2. General Knowledge and Current Affairs
You need to be fast in this section. Spend no more than 10 seconds on each question in this section. It will help make up time for mathematics, logical reasoning and English comprehension. I say 10 seconds because the answer should strike to you the moment you read the question – either you know the answer or you don’t know. If you don’t know the answer then just move on to the next question. It is essential that you read not only the newspaper, but also other current affairs websites. I recommend jagranjosh and gktoday. Make notes every day on the important news. Write them down in bullet point form so it becomes easier to read later on. For the General Knowledge section, read Pearson or Lucent.
Students tend to be afraid of this section and leave it. Don’t be. It’s very simple and only 10th grade mathematics. Learn the basics. Learn the formulas. There are tricks to solve the questions and reach your end answer rather than by actually solving the questions. Learn these tricks. They are the short cuts. You can ace maths very easily. Try to score at least 12-16 correct questions. For that you need to practice all the topics. Spend 90% of your mathematics time in solving and practicing questions.
4. Logical Reasoning
You will be asked to identify patterns, understand logical links and correct illogical statements. The questions asked in this section are on syllogisms, logical sequences, analogies, etc. All I can say is learn the tricks and practice hard. This section is actually very easy and you can easily score above 30.
5. Legal Aptitude
This is probably the only section in CLAT which would be new for you. This is the tie-breaker section, meaning if you and another score the same total marks, but you scored higher than him in Legal Aptitude, your rank will be higher than his. But don’t worry about this too much. Learn some of the important Articles in the Constitution, legal maxims. The rest of the section is based on principle-fact questions. Practice as many mocks and past-year papers for this section. Here is a link to the important legal maxims: http://www.indianlawinfo.com/a-compilation-of-the-most-important-legal-maxims/
A List of Important Books
These are some books which I highly recommend you use and study. They will help you in your CLAT Preparation.
1. Word Power Made Easy by Norman Lewis – English
2. English is Easy by Chetananand Singh – English
3. Lucent’s General Knowledge/Pearson’s Concise GK Manual (only one of them is fine) – GK
4. Manorama Year Book – Current Affairs
5. Legal Awareness and Legal Aptitude by AP Bhardwaj – Legal Aptitude
6. Verbal and Non-Verbal Reasoning by R.S. Aggarwal – Logical Reasoning
7. Analytical and Logical Reasoning by R.S. Aggarwal – Logical Reasoning

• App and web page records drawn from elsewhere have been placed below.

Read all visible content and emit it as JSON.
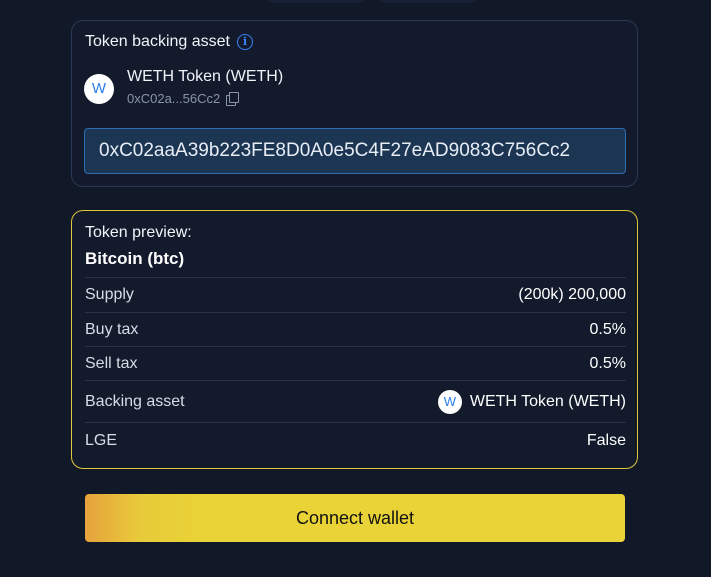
{
  "asset_card": {
    "title": "Token backing asset",
    "info_icon": "info-icon",
    "token": {
      "logo_letter": "W",
      "name": "WETH Token (WETH)",
      "short_address": "0xC02a...56Cc2",
      "copy_icon": "copy-icon"
    },
    "address_input": {
      "value": "0xC02aaA39b223FE8D0A0e5C4F27eAD9083C756Cc2"
    }
  },
  "preview": {
    "label": "Token preview:",
    "name": "Bitcoin (btc)",
    "rows": [
      {
        "label": "Supply",
        "value": "(200k) 200,000"
      },
      {
        "label": "Buy tax",
        "value": "0.5%"
      },
      {
        "label": "Sell tax",
        "value": "0.5%"
      },
      {
        "label": "Backing asset",
        "value": "WETH Token (WETH)",
        "logo_letter": "W"
      },
      {
        "label": "LGE",
        "value": "False"
      }
    ]
  },
  "connect_button": {
    "label": "Connect wallet"
  },
  "colors": {
    "background": "#111827",
    "card": "#121a2b",
    "preview_border": "#e3c43a",
    "input_bg": "#1b3553",
    "button_yellow": "#e9d336",
    "button_orange": "#e6a23c",
    "info_blue": "#3b82f6"
  }
}
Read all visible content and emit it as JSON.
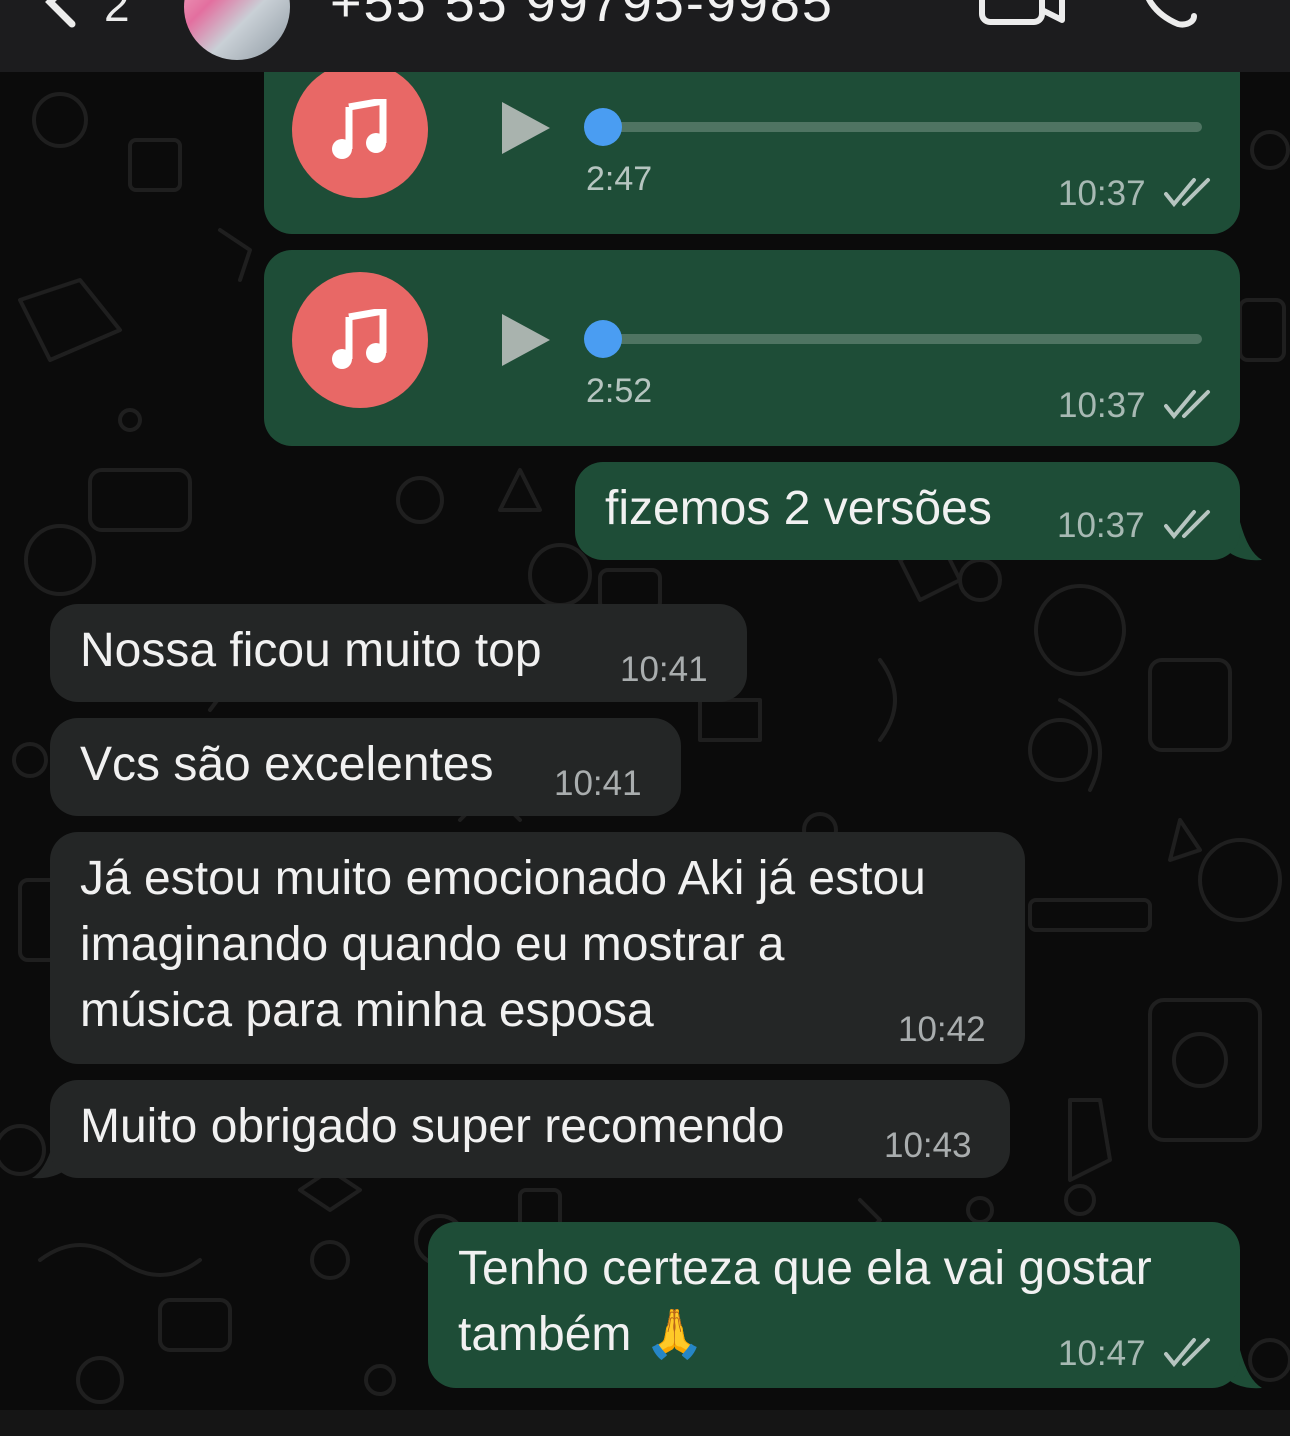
{
  "header": {
    "unread_count": "2",
    "contact_number": "+55 55 99795-9985"
  },
  "messages": [
    {
      "type": "audio",
      "direction": "outgoing",
      "duration": "2:47",
      "time": "10:37",
      "status": "read"
    },
    {
      "type": "audio",
      "direction": "outgoing",
      "duration": "2:52",
      "time": "10:37",
      "status": "read"
    },
    {
      "type": "text",
      "direction": "outgoing",
      "text": "fizemos 2 versões",
      "time": "10:37",
      "status": "read"
    },
    {
      "type": "text",
      "direction": "incoming",
      "text": "Nossa ficou muito top",
      "time": "10:41"
    },
    {
      "type": "text",
      "direction": "incoming",
      "text": "Vcs são excelentes",
      "time": "10:41"
    },
    {
      "type": "text",
      "direction": "incoming",
      "text": "Já estou muito emocionado Aki já estou\nimaginando quando eu mostrar a\nmúsica para minha esposa",
      "time": "10:42"
    },
    {
      "type": "text",
      "direction": "incoming",
      "text": "Muito obrigado super recomendo",
      "time": "10:43"
    },
    {
      "type": "text",
      "direction": "outgoing",
      "text": "Tenho certeza que ela vai gostar\ntambém 🙏",
      "time": "10:47",
      "status": "read"
    }
  ],
  "colors": {
    "outgoing_bubble": "#1e4d37",
    "incoming_bubble": "#242626",
    "audio_disc": "#e86866",
    "scrubber": "#4a9df2",
    "background": "#0b0b0b"
  },
  "icons": [
    "back-chevron-icon",
    "video-call-icon",
    "phone-call-icon",
    "music-note-icon",
    "play-icon",
    "double-check-icon",
    "praying-hands-emoji"
  ]
}
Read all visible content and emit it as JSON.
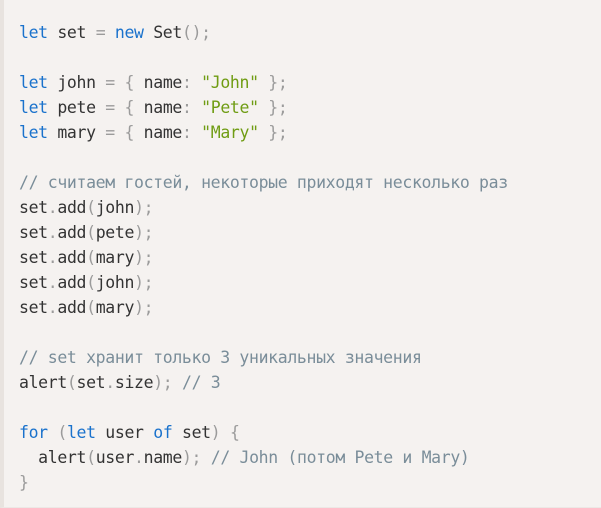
{
  "code": {
    "lines": [
      [
        {
          "t": "let",
          "c": "kw"
        },
        {
          "t": " set ",
          "c": "pl"
        },
        {
          "t": "=",
          "c": "pun"
        },
        {
          "t": " ",
          "c": "pl"
        },
        {
          "t": "new",
          "c": "kw"
        },
        {
          "t": " Set",
          "c": "pl"
        },
        {
          "t": "();",
          "c": "pun"
        }
      ],
      [],
      [
        {
          "t": "let",
          "c": "kw"
        },
        {
          "t": " john ",
          "c": "pl"
        },
        {
          "t": "=",
          "c": "pun"
        },
        {
          "t": " ",
          "c": "pl"
        },
        {
          "t": "{",
          "c": "pun"
        },
        {
          "t": " name",
          "c": "pl"
        },
        {
          "t": ":",
          "c": "pun"
        },
        {
          "t": " ",
          "c": "pl"
        },
        {
          "t": "\"John\"",
          "c": "str"
        },
        {
          "t": " ",
          "c": "pl"
        },
        {
          "t": "};",
          "c": "pun"
        }
      ],
      [
        {
          "t": "let",
          "c": "kw"
        },
        {
          "t": " pete ",
          "c": "pl"
        },
        {
          "t": "=",
          "c": "pun"
        },
        {
          "t": " ",
          "c": "pl"
        },
        {
          "t": "{",
          "c": "pun"
        },
        {
          "t": " name",
          "c": "pl"
        },
        {
          "t": ":",
          "c": "pun"
        },
        {
          "t": " ",
          "c": "pl"
        },
        {
          "t": "\"Pete\"",
          "c": "str"
        },
        {
          "t": " ",
          "c": "pl"
        },
        {
          "t": "};",
          "c": "pun"
        }
      ],
      [
        {
          "t": "let",
          "c": "kw"
        },
        {
          "t": " mary ",
          "c": "pl"
        },
        {
          "t": "=",
          "c": "pun"
        },
        {
          "t": " ",
          "c": "pl"
        },
        {
          "t": "{",
          "c": "pun"
        },
        {
          "t": " name",
          "c": "pl"
        },
        {
          "t": ":",
          "c": "pun"
        },
        {
          "t": " ",
          "c": "pl"
        },
        {
          "t": "\"Mary\"",
          "c": "str"
        },
        {
          "t": " ",
          "c": "pl"
        },
        {
          "t": "};",
          "c": "pun"
        }
      ],
      [],
      [
        {
          "t": "// считаем гостей, некоторые приходят несколько раз",
          "c": "cm"
        }
      ],
      [
        {
          "t": "set",
          "c": "pl"
        },
        {
          "t": ".",
          "c": "pun"
        },
        {
          "t": "add",
          "c": "pl"
        },
        {
          "t": "(",
          "c": "pun"
        },
        {
          "t": "john",
          "c": "pl"
        },
        {
          "t": ");",
          "c": "pun"
        }
      ],
      [
        {
          "t": "set",
          "c": "pl"
        },
        {
          "t": ".",
          "c": "pun"
        },
        {
          "t": "add",
          "c": "pl"
        },
        {
          "t": "(",
          "c": "pun"
        },
        {
          "t": "pete",
          "c": "pl"
        },
        {
          "t": ");",
          "c": "pun"
        }
      ],
      [
        {
          "t": "set",
          "c": "pl"
        },
        {
          "t": ".",
          "c": "pun"
        },
        {
          "t": "add",
          "c": "pl"
        },
        {
          "t": "(",
          "c": "pun"
        },
        {
          "t": "mary",
          "c": "pl"
        },
        {
          "t": ");",
          "c": "pun"
        }
      ],
      [
        {
          "t": "set",
          "c": "pl"
        },
        {
          "t": ".",
          "c": "pun"
        },
        {
          "t": "add",
          "c": "pl"
        },
        {
          "t": "(",
          "c": "pun"
        },
        {
          "t": "john",
          "c": "pl"
        },
        {
          "t": ");",
          "c": "pun"
        }
      ],
      [
        {
          "t": "set",
          "c": "pl"
        },
        {
          "t": ".",
          "c": "pun"
        },
        {
          "t": "add",
          "c": "pl"
        },
        {
          "t": "(",
          "c": "pun"
        },
        {
          "t": "mary",
          "c": "pl"
        },
        {
          "t": ");",
          "c": "pun"
        }
      ],
      [],
      [
        {
          "t": "// set хранит только 3 уникальных значения",
          "c": "cm"
        }
      ],
      [
        {
          "t": "alert",
          "c": "pl"
        },
        {
          "t": "(",
          "c": "pun"
        },
        {
          "t": "set",
          "c": "pl"
        },
        {
          "t": ".",
          "c": "pun"
        },
        {
          "t": "size",
          "c": "pl"
        },
        {
          "t": ");",
          "c": "pun"
        },
        {
          "t": " ",
          "c": "pl"
        },
        {
          "t": "// 3",
          "c": "cm"
        }
      ],
      [],
      [
        {
          "t": "for",
          "c": "kw"
        },
        {
          "t": " ",
          "c": "pl"
        },
        {
          "t": "(",
          "c": "pun"
        },
        {
          "t": "let",
          "c": "kw"
        },
        {
          "t": " user ",
          "c": "pl"
        },
        {
          "t": "of",
          "c": "kw"
        },
        {
          "t": " set",
          "c": "pl"
        },
        {
          "t": ")",
          "c": "pun"
        },
        {
          "t": " ",
          "c": "pl"
        },
        {
          "t": "{",
          "c": "pun"
        }
      ],
      [
        {
          "t": "  alert",
          "c": "pl"
        },
        {
          "t": "(",
          "c": "pun"
        },
        {
          "t": "user",
          "c": "pl"
        },
        {
          "t": ".",
          "c": "pun"
        },
        {
          "t": "name",
          "c": "pl"
        },
        {
          "t": ");",
          "c": "pun"
        },
        {
          "t": " ",
          "c": "pl"
        },
        {
          "t": "// John (потом Pete и Mary)",
          "c": "cm"
        }
      ],
      [
        {
          "t": "}",
          "c": "pun"
        }
      ]
    ]
  },
  "colors": {
    "background": "#f5f2f0",
    "keyword": "#1a72cc",
    "string": "#6f9c13",
    "punctuation": "#9b9b9b",
    "comment": "#7a8d99",
    "text": "#333333"
  }
}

8. Quantitative Aptitude by RS Aggarwal – Mathematics
9. Universal’s LLB Entrance Guide
Apart from these, I also recommend you subscribe to a coaching institutes’ mock series. They will immensely help you